“I always, always picked up the phone,” he said.
In 2001, Arevalo received the Institute of Assessing Officers Highest Achievement Designation.
Arevalo, an American citizen originally from Bolivia, said speaks more than five languages including Spanish, his native language, Portuguese, French and Russian. In retirement, he said, he would like to use those language skills in writing, translation and interpretation.
The city has awarded a multi-year contract for assessment services instead of hiring an assessor to succeed Arevalo.
The city is in a transition period, Arevalo said, and the contractual arrangement “will suit the city perfectly” as municipal officials decide conducting another revaluation.
The city’s equalization rate is 73 percent, Arevalo said.
As assessor, Arevalo said, he had “a soft spot” for senior citizens and knew which property owners to call to remind them to file their forms for the state’s STAR property-tax exemption program.
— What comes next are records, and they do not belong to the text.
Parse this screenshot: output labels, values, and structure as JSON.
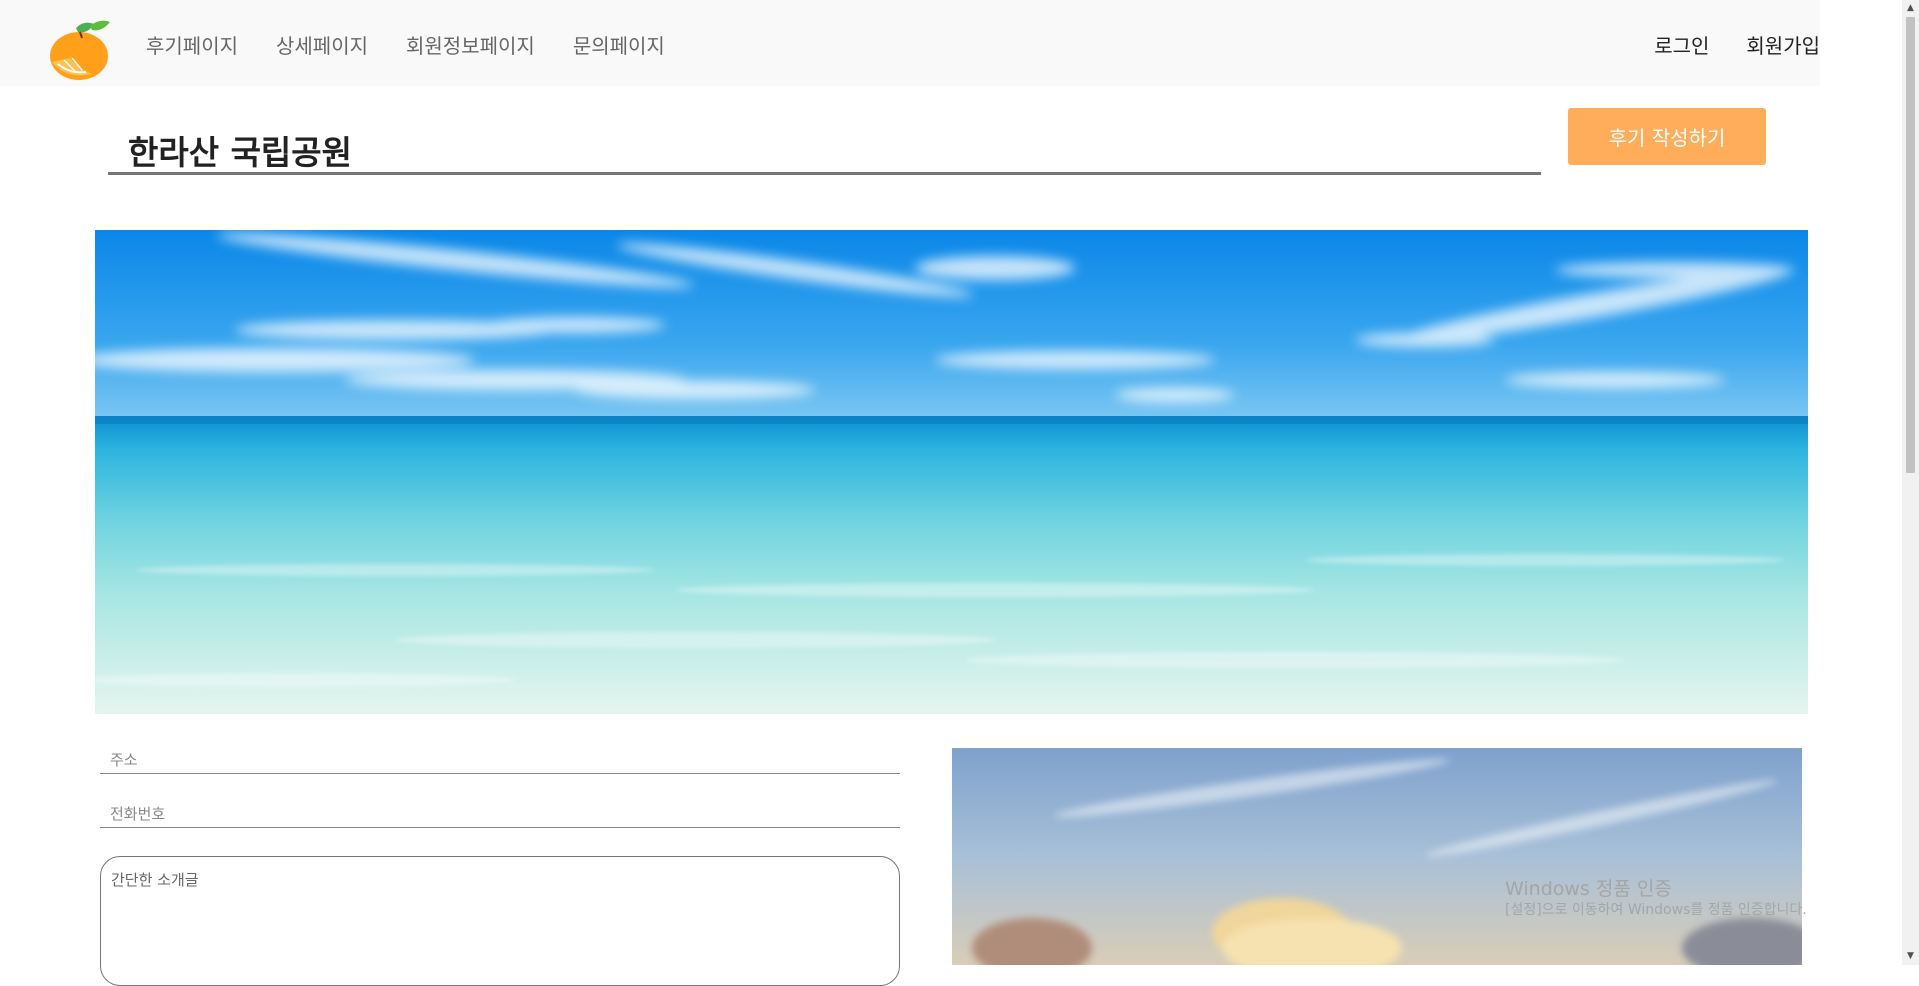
{
  "nav": {
    "items": [
      {
        "label": "후기페이지"
      },
      {
        "label": "상세페이지"
      },
      {
        "label": "회원정보페이지"
      },
      {
        "label": "문의페이지"
      }
    ],
    "login_label": "로그인",
    "signup_label": "회원가입"
  },
  "place": {
    "title": "한라산 국립공원",
    "write_review_label": "후기 작성하기"
  },
  "form": {
    "address_placeholder": "주소",
    "phone_placeholder": "전화번호",
    "intro_placeholder": "간단한 소개글"
  },
  "watermark": {
    "title": "Windows 정품 인증",
    "subtitle": "[설정]으로 이동하여 Windows를 정품 인증합니다."
  },
  "icons": {
    "logo": "orange-fruit-icon",
    "scroll_up": "chevron-up-icon",
    "scroll_down": "chevron-down-icon"
  },
  "colors": {
    "accent": "#ffad5a",
    "header_bg": "#f9f9f9",
    "sea_blue": "#0096e6",
    "turquoise": "#5fd3dc"
  }
}
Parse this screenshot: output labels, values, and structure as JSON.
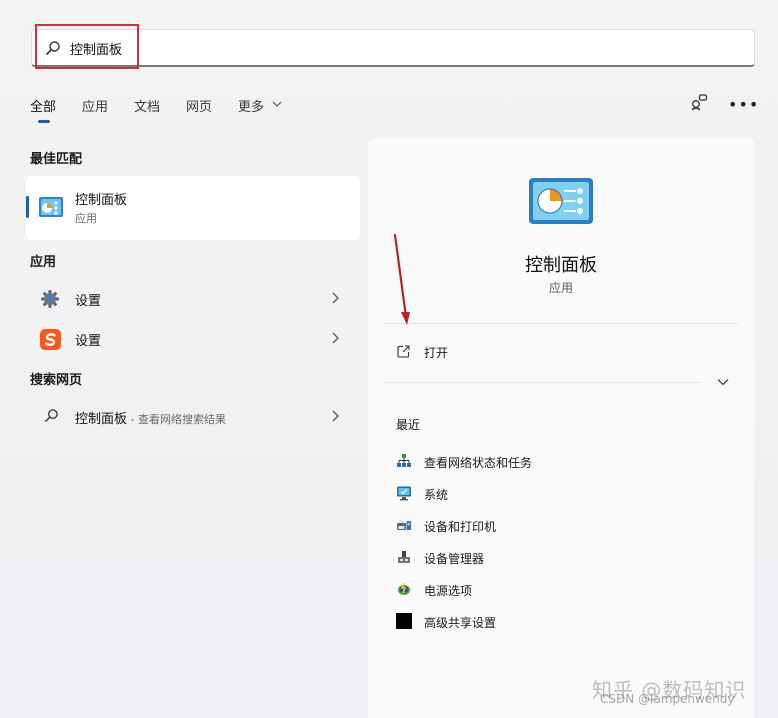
{
  "search": {
    "query": "控制面板"
  },
  "tabs": [
    {
      "label": "全部"
    },
    {
      "label": "应用"
    },
    {
      "label": "文档"
    },
    {
      "label": "网页"
    },
    {
      "label": "更多"
    }
  ],
  "sections": {
    "best_match": "最佳匹配",
    "apps": "应用",
    "web": "搜索网页"
  },
  "best_match": {
    "title": "控制面板",
    "subtitle": "应用"
  },
  "apps": [
    {
      "label": "设置",
      "icon": "settings-gear-icon"
    },
    {
      "label": "设置",
      "icon": "sogou-s-icon"
    }
  ],
  "web_result": {
    "title": "控制面板",
    "suffix": " - 查看网络搜索结果"
  },
  "detail": {
    "title": "控制面板",
    "subtitle": "应用",
    "open_label": "打开",
    "recent_label": "最近",
    "recent_items": [
      {
        "label": "查看网络状态和任务",
        "icon": "network-icon"
      },
      {
        "label": "系统",
        "icon": "monitor-icon"
      },
      {
        "label": "设备和打印机",
        "icon": "printer-icon"
      },
      {
        "label": "设备管理器",
        "icon": "device-manager-icon"
      },
      {
        "label": "电源选项",
        "icon": "power-options-icon"
      },
      {
        "label": "高级共享设置",
        "icon": "sharing-settings-icon"
      }
    ]
  },
  "watermark": {
    "line1": "知乎 @数码知识",
    "line2": "CSDN @lampenwendy"
  },
  "colors": {
    "accent": "#1f5fa8",
    "highlight_box": "#c8323c",
    "arrow": "#b8232b"
  }
}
The state is updating the STAR system this year and requiring all homeowners to re-register to participate in the program.
But after today, Arevalo won’t be reminding taxpayers from the assessor’s office.
“I’m going to miss it terribly,” he said Thursday. “It’s bittersweet.”